**Task to complete**.
From the entries below, pull out each line where "hour" appears.

******************************

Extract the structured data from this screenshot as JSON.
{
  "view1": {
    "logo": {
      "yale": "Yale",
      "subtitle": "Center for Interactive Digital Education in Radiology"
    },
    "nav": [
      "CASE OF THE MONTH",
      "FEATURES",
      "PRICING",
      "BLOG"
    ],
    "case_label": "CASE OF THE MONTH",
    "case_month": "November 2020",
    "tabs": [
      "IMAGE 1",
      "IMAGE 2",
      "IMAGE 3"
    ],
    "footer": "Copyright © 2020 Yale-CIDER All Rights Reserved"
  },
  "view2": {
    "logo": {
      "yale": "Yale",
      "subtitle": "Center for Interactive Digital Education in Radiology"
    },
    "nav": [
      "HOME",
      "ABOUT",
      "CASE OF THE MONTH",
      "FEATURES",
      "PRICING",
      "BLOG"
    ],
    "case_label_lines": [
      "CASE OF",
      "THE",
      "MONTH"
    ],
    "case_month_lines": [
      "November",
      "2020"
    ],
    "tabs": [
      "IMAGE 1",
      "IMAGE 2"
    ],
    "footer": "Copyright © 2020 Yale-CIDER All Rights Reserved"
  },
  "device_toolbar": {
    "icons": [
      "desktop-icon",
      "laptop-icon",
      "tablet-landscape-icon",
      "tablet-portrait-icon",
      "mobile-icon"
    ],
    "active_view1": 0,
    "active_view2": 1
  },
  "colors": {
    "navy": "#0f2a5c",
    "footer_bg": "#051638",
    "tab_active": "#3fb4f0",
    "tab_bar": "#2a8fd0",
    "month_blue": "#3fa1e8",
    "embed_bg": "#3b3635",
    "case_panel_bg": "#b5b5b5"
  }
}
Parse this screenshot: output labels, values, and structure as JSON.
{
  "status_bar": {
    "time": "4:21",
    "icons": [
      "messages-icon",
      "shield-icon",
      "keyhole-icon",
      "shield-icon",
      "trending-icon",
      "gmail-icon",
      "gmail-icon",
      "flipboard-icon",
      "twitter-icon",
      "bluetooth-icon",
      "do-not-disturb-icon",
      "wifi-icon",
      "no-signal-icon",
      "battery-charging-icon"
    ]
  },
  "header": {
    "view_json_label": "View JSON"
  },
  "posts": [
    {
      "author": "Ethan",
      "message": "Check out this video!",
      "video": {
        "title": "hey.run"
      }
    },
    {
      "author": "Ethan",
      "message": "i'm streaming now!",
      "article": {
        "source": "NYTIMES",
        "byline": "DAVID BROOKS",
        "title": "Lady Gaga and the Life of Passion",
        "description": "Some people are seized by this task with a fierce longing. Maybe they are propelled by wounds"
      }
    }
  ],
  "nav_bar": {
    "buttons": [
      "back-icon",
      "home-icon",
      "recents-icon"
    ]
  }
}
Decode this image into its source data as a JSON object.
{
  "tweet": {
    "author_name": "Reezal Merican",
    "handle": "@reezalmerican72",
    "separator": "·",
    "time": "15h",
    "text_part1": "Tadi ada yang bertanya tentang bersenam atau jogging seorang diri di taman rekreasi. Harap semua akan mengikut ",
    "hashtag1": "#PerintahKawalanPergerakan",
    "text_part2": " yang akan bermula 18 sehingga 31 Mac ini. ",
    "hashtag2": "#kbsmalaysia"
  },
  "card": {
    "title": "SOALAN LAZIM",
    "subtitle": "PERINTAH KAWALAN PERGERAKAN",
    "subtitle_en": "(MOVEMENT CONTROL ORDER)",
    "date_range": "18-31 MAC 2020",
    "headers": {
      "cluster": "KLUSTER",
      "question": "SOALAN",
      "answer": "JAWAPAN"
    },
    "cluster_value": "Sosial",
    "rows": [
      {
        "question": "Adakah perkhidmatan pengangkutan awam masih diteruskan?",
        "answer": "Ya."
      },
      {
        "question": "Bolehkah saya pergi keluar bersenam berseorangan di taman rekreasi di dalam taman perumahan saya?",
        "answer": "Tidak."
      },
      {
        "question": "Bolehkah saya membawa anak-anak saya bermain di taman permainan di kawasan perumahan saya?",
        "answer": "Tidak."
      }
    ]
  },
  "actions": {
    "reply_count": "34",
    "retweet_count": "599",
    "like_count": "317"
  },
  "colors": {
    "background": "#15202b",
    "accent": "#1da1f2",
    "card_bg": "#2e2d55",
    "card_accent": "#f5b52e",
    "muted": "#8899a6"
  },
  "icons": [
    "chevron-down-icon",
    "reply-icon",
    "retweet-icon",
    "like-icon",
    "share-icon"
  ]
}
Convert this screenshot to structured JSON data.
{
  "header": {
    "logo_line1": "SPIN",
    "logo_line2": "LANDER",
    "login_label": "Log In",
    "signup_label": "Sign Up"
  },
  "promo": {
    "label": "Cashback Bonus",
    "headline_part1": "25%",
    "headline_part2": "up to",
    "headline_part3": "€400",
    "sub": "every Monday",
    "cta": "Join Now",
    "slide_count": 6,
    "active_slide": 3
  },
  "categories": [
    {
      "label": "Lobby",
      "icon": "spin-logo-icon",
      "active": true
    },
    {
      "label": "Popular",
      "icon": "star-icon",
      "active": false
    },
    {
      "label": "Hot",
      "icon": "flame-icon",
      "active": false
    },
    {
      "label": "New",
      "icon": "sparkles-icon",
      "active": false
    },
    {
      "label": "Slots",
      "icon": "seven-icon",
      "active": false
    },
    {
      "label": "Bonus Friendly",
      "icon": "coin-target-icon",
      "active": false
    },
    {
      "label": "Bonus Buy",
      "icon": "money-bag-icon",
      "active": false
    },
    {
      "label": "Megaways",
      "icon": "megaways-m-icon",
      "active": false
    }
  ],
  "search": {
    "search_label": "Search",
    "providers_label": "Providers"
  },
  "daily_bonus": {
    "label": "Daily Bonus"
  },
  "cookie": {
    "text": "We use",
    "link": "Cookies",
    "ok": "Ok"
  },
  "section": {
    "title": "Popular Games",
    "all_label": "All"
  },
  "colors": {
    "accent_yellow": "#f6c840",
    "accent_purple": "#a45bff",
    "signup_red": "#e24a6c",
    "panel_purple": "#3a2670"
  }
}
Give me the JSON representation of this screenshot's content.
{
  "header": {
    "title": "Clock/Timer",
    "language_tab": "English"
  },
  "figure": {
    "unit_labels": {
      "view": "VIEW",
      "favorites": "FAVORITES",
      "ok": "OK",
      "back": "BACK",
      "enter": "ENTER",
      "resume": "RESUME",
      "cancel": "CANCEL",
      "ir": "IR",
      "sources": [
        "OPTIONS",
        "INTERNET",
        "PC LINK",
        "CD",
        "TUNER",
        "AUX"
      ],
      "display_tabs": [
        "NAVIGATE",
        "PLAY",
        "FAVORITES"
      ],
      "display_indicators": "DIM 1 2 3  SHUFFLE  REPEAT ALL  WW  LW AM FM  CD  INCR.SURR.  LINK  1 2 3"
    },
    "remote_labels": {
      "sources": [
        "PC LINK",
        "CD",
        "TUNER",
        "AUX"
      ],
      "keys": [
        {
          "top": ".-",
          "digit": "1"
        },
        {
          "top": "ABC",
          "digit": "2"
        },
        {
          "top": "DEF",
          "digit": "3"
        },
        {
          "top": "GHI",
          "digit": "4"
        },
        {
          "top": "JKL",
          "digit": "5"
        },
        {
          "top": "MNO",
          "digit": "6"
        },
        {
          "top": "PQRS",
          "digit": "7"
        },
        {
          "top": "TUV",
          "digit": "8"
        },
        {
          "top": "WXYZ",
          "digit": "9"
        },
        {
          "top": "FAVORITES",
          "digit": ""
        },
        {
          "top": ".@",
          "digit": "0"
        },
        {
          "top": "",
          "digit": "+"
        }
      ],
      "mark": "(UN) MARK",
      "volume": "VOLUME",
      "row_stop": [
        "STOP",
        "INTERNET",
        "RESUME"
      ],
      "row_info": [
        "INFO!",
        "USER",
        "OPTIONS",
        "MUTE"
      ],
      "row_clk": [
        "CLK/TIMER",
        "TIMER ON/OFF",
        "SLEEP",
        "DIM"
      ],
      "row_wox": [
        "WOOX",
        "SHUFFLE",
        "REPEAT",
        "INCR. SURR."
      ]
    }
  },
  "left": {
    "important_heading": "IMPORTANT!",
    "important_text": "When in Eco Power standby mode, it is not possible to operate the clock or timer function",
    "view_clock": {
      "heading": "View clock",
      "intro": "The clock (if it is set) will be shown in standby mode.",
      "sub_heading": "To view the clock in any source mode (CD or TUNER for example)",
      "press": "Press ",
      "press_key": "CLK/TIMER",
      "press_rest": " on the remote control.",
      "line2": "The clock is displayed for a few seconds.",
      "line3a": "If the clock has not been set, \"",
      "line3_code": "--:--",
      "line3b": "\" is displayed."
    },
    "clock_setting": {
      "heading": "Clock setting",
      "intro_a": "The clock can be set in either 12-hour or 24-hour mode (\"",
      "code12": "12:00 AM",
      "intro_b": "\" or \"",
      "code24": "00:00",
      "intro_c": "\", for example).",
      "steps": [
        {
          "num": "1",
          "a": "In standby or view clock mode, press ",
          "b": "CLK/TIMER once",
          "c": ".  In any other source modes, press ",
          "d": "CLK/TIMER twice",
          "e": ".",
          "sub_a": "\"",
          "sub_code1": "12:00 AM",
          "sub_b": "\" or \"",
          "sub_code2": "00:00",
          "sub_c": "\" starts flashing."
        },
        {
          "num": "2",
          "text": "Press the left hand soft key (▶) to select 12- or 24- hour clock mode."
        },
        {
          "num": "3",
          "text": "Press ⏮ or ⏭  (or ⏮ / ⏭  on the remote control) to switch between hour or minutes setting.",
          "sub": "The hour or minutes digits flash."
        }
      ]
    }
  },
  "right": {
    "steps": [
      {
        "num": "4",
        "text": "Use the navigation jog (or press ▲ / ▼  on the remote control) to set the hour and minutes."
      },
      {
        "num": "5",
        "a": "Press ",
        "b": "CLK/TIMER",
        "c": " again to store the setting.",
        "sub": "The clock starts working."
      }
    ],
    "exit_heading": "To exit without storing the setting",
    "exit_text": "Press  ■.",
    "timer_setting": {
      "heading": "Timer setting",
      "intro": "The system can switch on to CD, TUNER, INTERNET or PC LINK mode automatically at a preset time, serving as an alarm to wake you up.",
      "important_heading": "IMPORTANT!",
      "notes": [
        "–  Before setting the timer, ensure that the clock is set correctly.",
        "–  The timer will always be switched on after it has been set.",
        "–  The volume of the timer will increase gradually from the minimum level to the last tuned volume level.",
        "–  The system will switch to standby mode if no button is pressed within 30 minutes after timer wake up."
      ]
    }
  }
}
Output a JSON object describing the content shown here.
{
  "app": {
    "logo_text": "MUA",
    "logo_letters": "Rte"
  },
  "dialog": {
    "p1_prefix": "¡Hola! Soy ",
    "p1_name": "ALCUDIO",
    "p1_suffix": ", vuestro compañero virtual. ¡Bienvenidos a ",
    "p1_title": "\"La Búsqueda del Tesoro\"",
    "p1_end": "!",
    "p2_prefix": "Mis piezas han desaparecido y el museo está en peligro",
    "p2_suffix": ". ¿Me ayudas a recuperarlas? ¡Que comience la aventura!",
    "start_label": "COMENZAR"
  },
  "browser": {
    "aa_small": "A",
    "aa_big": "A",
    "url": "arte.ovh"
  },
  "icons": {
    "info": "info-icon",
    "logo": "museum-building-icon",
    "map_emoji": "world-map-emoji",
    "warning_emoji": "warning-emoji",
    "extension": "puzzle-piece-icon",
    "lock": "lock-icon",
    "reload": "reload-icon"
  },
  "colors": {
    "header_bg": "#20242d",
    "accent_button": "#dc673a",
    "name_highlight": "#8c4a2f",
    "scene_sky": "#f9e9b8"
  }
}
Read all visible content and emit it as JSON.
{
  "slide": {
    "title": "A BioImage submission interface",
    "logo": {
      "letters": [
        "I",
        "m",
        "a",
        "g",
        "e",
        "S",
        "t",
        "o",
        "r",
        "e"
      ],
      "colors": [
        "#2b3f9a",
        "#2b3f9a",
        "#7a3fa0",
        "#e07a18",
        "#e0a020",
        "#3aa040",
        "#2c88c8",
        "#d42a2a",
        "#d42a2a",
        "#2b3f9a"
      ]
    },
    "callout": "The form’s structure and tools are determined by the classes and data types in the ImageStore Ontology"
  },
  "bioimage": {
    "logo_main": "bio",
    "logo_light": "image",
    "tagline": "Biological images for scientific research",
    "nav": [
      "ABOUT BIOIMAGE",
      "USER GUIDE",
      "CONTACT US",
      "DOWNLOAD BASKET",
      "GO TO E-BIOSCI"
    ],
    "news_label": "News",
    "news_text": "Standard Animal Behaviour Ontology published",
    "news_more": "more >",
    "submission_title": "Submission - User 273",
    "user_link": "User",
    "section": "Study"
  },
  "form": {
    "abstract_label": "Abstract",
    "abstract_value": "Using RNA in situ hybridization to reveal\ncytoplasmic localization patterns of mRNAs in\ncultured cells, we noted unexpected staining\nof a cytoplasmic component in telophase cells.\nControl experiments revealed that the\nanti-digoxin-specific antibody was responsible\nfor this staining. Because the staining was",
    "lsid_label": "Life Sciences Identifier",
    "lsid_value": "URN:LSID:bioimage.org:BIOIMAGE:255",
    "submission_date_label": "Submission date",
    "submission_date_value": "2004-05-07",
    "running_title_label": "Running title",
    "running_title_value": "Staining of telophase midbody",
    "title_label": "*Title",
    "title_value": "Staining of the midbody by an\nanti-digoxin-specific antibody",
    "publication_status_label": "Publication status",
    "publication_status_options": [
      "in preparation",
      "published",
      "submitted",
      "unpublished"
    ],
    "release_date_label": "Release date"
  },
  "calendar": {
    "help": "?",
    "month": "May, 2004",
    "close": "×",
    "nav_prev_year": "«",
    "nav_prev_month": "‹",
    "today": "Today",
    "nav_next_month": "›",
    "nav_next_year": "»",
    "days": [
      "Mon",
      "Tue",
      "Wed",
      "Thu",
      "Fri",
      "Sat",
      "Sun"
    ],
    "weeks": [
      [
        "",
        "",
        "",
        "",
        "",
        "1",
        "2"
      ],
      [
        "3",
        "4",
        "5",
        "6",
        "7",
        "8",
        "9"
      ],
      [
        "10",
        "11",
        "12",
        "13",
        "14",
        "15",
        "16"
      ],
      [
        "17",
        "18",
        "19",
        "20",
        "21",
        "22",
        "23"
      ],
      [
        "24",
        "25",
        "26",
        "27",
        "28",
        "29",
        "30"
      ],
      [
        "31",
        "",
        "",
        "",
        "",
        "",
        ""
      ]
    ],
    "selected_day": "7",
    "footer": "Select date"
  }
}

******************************

**Written solution**.
      "intro_a": "The clock can be set in either 12-hour or 24-hour mode (\"",
          "text": "Press the left hand soft key (▶) to select 12- or 24- hour clock mode."
          "text": "Press ⏮ or ⏭  (or ⏮ / ⏭  on the remote control) to switch between hour or minutes setting.",
          "sub": "The hour or minutes digits flash."
        "text": "Use the navigation jog (or press ▲ / ▼  on the remote control) to set the hour and minutes."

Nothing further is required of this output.